▸ Task requirements
If a line holds the word "Cascade", copy it from the entries.

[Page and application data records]
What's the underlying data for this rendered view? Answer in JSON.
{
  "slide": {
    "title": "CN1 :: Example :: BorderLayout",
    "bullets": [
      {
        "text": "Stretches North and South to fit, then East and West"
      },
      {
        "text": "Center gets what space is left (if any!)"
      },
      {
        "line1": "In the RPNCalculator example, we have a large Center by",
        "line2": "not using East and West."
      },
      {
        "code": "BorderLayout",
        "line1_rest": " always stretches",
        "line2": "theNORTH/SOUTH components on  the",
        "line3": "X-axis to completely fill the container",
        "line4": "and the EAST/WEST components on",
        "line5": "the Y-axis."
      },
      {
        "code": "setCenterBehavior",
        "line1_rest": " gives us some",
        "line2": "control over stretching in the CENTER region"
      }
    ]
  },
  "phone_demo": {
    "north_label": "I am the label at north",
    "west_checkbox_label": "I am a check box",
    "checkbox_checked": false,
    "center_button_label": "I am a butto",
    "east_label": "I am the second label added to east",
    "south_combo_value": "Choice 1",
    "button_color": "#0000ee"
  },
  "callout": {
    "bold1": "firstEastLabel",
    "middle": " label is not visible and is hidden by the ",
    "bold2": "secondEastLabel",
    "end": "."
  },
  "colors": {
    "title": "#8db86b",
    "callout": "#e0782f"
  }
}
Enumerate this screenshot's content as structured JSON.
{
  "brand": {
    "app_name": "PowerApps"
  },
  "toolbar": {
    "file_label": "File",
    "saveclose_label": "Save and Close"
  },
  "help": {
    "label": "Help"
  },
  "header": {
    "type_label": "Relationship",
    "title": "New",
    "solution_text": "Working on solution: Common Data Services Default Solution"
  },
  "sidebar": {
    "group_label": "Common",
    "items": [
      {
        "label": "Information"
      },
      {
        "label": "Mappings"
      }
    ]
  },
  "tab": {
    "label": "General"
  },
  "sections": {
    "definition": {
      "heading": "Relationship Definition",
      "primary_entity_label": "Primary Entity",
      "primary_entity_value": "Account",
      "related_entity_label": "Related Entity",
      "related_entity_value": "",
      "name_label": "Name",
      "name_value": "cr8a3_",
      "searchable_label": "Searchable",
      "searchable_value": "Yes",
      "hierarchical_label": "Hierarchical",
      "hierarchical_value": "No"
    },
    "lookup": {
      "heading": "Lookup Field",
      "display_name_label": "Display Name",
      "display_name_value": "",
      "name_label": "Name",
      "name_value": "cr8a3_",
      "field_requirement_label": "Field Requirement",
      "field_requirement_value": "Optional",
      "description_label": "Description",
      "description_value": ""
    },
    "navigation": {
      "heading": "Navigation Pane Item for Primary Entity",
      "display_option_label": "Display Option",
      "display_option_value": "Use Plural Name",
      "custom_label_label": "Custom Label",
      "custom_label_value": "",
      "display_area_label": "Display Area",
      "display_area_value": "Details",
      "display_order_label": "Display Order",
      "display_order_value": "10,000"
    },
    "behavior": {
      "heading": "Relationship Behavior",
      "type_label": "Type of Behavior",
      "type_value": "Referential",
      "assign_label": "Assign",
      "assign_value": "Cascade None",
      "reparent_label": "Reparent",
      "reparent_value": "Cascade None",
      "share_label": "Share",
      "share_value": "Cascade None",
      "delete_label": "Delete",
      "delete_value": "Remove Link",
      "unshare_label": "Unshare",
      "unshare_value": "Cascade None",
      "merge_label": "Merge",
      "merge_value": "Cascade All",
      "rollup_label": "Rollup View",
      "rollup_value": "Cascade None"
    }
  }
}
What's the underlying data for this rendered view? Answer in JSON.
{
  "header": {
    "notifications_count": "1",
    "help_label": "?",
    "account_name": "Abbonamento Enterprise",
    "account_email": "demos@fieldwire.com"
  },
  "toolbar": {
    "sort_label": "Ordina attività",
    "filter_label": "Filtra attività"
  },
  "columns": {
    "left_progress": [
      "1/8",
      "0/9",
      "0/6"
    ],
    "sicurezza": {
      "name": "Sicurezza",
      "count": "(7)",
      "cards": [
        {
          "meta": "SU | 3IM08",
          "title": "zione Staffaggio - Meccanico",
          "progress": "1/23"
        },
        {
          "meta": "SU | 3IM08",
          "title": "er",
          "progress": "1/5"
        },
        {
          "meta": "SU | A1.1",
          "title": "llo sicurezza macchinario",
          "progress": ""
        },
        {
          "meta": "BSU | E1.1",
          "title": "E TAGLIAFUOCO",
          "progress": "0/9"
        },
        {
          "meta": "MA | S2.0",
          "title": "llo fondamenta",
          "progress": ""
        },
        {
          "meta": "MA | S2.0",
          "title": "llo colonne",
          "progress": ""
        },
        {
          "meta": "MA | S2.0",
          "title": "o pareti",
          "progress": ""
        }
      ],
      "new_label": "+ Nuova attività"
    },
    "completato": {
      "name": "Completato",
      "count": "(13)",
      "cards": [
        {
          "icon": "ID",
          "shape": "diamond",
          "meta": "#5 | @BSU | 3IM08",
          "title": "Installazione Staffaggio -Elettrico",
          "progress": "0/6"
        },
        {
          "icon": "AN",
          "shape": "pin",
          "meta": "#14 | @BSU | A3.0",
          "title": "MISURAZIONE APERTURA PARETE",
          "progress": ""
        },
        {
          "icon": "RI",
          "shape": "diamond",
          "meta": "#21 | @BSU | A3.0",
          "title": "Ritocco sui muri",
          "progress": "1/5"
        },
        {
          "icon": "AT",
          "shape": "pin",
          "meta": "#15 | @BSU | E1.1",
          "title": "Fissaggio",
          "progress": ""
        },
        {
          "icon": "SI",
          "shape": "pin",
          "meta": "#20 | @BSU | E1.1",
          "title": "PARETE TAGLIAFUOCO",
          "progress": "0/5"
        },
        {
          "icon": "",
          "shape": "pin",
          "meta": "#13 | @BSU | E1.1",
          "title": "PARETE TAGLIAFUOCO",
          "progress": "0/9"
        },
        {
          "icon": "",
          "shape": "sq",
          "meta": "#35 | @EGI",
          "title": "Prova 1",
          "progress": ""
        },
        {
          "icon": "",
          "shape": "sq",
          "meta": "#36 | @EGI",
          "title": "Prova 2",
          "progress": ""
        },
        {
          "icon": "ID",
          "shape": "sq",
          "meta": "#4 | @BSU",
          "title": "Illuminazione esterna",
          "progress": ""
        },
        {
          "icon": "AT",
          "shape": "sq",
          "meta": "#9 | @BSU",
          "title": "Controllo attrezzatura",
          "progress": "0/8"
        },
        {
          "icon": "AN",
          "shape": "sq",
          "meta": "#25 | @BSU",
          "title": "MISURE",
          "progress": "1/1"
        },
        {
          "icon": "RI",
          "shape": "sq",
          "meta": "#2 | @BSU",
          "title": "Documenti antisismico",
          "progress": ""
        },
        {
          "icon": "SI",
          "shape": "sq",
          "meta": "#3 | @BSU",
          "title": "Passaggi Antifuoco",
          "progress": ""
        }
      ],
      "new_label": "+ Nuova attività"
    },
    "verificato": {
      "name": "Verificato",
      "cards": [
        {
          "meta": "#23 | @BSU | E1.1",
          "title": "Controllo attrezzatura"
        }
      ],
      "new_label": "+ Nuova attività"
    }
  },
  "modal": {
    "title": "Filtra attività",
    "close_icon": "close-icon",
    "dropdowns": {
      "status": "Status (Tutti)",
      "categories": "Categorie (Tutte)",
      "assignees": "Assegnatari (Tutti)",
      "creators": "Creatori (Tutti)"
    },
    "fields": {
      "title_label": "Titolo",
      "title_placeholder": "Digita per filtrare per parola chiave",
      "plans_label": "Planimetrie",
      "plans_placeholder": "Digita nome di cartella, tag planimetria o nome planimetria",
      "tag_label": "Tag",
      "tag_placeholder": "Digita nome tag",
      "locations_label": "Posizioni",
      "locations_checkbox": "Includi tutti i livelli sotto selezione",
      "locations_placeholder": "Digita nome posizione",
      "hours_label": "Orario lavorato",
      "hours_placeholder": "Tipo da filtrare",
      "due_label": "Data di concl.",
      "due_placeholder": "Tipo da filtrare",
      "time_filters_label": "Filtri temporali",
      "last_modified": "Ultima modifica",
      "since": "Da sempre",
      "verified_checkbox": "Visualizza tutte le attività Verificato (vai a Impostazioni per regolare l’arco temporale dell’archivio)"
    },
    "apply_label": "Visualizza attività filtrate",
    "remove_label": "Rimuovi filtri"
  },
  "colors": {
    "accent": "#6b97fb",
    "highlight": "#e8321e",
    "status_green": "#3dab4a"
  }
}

▸ Result for this task
      "assign_value": "Cascade None",
      "reparent_value": "Cascade None",
      "share_value": "Cascade None",
      "unshare_value": "Cascade None",
      "merge_value": "Cascade All",
      "rollup_value": "Cascade None"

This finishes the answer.